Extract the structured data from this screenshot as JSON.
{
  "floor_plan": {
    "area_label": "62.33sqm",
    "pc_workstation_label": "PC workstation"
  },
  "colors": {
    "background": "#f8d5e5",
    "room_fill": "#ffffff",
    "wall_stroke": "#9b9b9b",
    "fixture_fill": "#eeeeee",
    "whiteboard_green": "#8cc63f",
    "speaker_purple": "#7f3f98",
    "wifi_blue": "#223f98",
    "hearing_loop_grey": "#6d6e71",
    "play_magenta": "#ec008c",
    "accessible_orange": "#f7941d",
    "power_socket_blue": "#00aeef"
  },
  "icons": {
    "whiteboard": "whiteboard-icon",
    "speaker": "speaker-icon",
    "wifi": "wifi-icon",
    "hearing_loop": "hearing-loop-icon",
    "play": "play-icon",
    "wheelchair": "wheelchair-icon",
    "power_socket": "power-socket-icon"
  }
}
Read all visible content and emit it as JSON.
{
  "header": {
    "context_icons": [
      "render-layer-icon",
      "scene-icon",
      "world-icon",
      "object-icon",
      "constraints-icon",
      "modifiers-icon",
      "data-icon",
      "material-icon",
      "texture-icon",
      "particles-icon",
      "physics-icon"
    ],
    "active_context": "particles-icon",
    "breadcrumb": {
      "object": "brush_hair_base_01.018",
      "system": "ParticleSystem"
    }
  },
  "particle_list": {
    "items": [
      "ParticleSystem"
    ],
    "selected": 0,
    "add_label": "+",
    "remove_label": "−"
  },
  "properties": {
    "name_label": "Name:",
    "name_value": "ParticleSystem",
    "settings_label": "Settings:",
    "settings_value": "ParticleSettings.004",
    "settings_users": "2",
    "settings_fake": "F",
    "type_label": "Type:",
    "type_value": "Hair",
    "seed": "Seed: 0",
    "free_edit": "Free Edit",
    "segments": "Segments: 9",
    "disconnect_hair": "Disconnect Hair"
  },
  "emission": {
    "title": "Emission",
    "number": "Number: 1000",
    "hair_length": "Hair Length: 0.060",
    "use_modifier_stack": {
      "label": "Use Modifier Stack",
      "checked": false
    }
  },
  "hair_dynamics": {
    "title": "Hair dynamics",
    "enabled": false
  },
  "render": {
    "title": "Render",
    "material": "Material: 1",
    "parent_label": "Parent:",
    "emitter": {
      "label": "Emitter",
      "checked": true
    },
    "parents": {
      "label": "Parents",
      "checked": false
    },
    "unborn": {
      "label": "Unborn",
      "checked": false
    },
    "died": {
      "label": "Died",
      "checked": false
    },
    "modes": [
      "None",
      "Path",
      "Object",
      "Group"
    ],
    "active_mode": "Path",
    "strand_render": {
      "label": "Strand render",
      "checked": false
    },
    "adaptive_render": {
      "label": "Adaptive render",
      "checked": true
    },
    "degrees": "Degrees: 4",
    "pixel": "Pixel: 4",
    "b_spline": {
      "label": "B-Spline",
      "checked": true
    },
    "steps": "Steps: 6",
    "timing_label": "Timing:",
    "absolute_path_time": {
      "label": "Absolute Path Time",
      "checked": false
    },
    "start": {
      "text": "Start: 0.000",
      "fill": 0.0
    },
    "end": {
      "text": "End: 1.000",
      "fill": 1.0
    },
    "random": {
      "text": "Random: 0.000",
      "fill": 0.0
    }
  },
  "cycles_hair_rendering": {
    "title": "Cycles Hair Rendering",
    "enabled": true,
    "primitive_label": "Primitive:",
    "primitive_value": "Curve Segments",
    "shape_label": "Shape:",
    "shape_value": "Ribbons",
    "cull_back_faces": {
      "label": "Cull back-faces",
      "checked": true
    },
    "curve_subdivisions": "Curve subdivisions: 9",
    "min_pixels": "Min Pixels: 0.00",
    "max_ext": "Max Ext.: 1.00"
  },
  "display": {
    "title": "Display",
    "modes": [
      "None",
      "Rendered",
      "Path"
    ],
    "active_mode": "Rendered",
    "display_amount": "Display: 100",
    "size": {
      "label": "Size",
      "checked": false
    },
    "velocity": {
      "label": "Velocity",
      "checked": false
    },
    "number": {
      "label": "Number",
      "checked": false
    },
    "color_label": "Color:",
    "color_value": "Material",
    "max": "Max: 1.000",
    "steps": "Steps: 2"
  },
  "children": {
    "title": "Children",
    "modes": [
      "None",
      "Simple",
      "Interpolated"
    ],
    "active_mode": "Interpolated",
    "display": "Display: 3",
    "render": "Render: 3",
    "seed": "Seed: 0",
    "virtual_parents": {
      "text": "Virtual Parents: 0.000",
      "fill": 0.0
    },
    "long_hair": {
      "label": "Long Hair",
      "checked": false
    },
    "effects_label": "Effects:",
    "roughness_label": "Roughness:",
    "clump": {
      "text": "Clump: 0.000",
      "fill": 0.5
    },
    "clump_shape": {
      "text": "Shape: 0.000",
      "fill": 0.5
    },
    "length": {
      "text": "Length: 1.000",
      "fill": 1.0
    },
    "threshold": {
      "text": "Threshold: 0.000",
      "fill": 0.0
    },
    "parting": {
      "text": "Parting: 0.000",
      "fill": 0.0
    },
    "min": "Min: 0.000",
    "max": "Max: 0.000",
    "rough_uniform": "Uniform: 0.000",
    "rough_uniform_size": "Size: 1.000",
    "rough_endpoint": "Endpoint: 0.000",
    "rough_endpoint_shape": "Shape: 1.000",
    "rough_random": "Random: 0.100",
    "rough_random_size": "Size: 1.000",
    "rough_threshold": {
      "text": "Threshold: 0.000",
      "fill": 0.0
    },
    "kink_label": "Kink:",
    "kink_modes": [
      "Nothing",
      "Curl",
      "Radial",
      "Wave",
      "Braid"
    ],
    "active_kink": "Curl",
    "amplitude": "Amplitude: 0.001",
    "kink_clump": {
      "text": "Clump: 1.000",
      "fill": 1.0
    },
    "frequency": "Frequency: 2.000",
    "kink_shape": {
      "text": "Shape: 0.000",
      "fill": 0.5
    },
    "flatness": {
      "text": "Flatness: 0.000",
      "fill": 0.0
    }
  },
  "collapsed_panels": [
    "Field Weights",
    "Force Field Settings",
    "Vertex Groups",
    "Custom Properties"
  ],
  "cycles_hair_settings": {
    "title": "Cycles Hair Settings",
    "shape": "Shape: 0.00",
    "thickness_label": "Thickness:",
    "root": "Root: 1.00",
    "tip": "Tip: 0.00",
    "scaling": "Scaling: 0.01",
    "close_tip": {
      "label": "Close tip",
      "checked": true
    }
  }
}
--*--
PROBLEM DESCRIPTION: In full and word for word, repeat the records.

RESPONSE:
Extract the structured data from this screenshot as JSON.
{
  "floor_plan": {
    "area_label": "62.33sqm",
    "pc_workstation_label": "PC workstation"
  },
  "colors": {
    "background": "#f8d5e5",
    "room_fill": "#ffffff",
    "wall_stroke": "#9b9b9b",
    "fixture_fill": "#eeeeee",
    "whiteboard_green": "#8cc63f",
    "speaker_purple": "#7f3f98",
    "wifi_blue": "#223f98",
    "hearing_loop_grey": "#6d6e71",
    "play_magenta": "#ec008c",
    "accessible_orange": "#f7941d",
    "power_socket_blue": "#00aeef"
  },
  "icons": {
    "whiteboard": "whiteboard-icon",
    "speaker": "speaker-icon",
    "wifi": "wifi-icon",
    "hearing_loop": "hearing-loop-icon",
    "play": "play-icon",
    "wheelchair": "wheelchair-icon",
    "power_socket": "power-socket-icon"
  }
}
Read all visible content and emit it as JSON.
{
  "header": {
    "context_icons": [
      "render-layer-icon",
      "scene-icon",
      "world-icon",
      "object-icon",
      "constraints-icon",
      "modifiers-icon",
      "data-icon",
      "material-icon",
      "texture-icon",
      "particles-icon",
      "physics-icon"
    ],
    "active_context": "particles-icon",
    "breadcrumb": {
      "object": "brush_hair_base_01.018",
      "system": "ParticleSystem"
    }
  },
  "particle_list": {
    "items": [
      "ParticleSystem"
    ],
    "selected": 0,
    "add_label": "+",
    "remove_label": "−"
  },
  "properties": {
    "name_label": "Name:",
    "name_value": "ParticleSystem",
    "settings_label": "Settings:",
    "settings_value": "ParticleSettings.004",
    "settings_users": "2",
    "settings_fake": "F",
    "type_label": "Type:",
    "type_value": "Hair",
    "seed": "Seed: 0",
    "free_edit": "Free Edit",
    "segments": "Segments: 9",
    "disconnect_hair": "Disconnect Hair"
  },
  "emission": {
    "title": "Emission",
    "number": "Number: 1000",
    "hair_length": "Hair Length: 0.060",
    "use_modifier_stack": {
      "label": "Use Modifier Stack",
      "checked": false
    }
  },
  "hair_dynamics": {
    "title": "Hair dynamics",
    "enabled": false
  },
  "render": {
    "title": "Render",
    "material": "Material: 1",
    "parent_label": "Parent:",
    "emitter": {
      "label": "Emitter",
      "checked": true
    },
    "parents": {
      "label": "Parents",
      "checked": false
    },
    "unborn": {
      "label": "Unborn",
      "checked": false
    },
    "died": {
      "label": "Died",
      "checked": false
    },
    "modes": [
      "None",
      "Path",
      "Object",
      "Group"
    ],
    "active_mode": "Path",
    "strand_render": {
      "label": "Strand render",
      "checked": false
    },
    "adaptive_render": {
      "label": "Adaptive render",
      "checked": true
    },
    "degrees": "Degrees: 4",
    "pixel": "Pixel: 4",
    "b_spline": {
      "label": "B-Spline",
      "checked": true
    },
    "steps": "Steps: 6",
    "timing_label": "Timing:",
    "absolute_path_time": {
      "label": "Absolute Path Time",
      "checked": false
    },
    "start": {
      "text": "Start: 0.000",
      "fill": 0.0
    },
    "end": {
      "text": "End: 1.000",
      "fill": 1.0
    },
    "random": {
      "text": "Random: 0.000",
      "fill": 0.0
    }
  },
  "cycles_hair_rendering": {
    "title": "Cycles Hair Rendering",
    "enabled": true,
    "primitive_label": "Primitive:",
    "primitive_value": "Curve Segments",
    "shape_label": "Shape:",
    "shape_value": "Ribbons",
    "cull_back_faces": {
      "label": "Cull back-faces",
      "checked": true
    },
    "curve_subdivisions": "Curve subdivisions: 9",
    "min_pixels": "Min Pixels: 0.00",
    "max_ext": "Max Ext.: 1.00"
  },
  "display": {
    "title": "Display",
    "modes": [
      "None",
      "Rendered",
      "Path"
    ],
    "active_mode": "Rendered",
    "display_amount": "Display: 100",
    "size": {
      "label": "Size",
      "checked": false
    },
    "velocity": {
      "label": "Velocity",
      "checked": false
    },
    "number": {
      "label": "Number",
      "checked": false
    },
    "color_label": "Color:",
    "color_value": "Material",
    "max": "Max: 1.000",
    "steps": "Steps: 2"
  },
  "children": {
    "title": "Children",
    "modes": [
      "None",
      "Simple",
      "Interpolated"
    ],
    "active_mode": "Interpolated",
    "display": "Display: 3",
    "render": "Render: 3",
    "seed": "Seed: 0",
    "virtual_parents": {
      "text": "Virtual Parents: 0.000",
      "fill": 0.0
    },
    "long_hair": {
      "label": "Long Hair",
      "checked": false
    },
    "effects_label": "Effects:",
    "roughness_label": "Roughness:",
    "clump": {
      "text": "Clump: 0.000",
      "fill": 0.5
    },
    "clump_shape": {
      "text": "Shape: 0.000",
      "fill": 0.5
    },
    "length": {
      "text": "Length: 1.000",
      "fill": 1.0
    },
    "threshold": {
      "text": "Threshold: 0.000",
      "fill": 0.0
    },
    "parting": {
      "text": "Parting: 0.000",
      "fill": 0.0
    },
    "min": "Min: 0.000",
    "max": "Max: 0.000",
    "rough_uniform": "Uniform: 0.000",
    "rough_uniform_size": "Size: 1.000",
    "rough_endpoint": "Endpoint: 0.000",
    "rough_endpoint_shape": "Shape: 1.000",
    "rough_random": "Random: 0.100",
    "rough_random_size": "Size: 1.000",
    "rough_threshold": {
      "text": "Threshold: 0.000",
      "fill": 0.0
    },
    "kink_label": "Kink:",
    "kink_modes": [
      "Nothing",
      "Curl",
      "Radial",
      "Wave",
      "Braid"
    ],
    "active_kink": "Curl",
    "amplitude": "Amplitude: 0.001",
    "kink_clump": {
      "text": "Clump: 1.000",
      "fill": 1.0
    },
    "frequency": "Frequency: 2.000",
    "kink_shape": {
      "text": "Shape: 0.000",
      "fill": 0.5
    },
    "flatness": {
      "text": "Flatness: 0.000",
      "fill": 0.0
    }
  },
  "collapsed_panels": [
    "Field Weights",
    "Force Field Settings",
    "Vertex Groups",
    "Custom Properties"
  ],
  "cycles_hair_settings": {
    "title": "Cycles Hair Settings",
    "shape": "Shape: 0.00",
    "thickness_label": "Thickness:",
    "root": "Root: 1.00",
    "tip": "Tip: 0.00",
    "scaling": "Scaling: 0.01",
    "close_tip": {
      "label": "Close tip",
      "checked": true
    }
  }
}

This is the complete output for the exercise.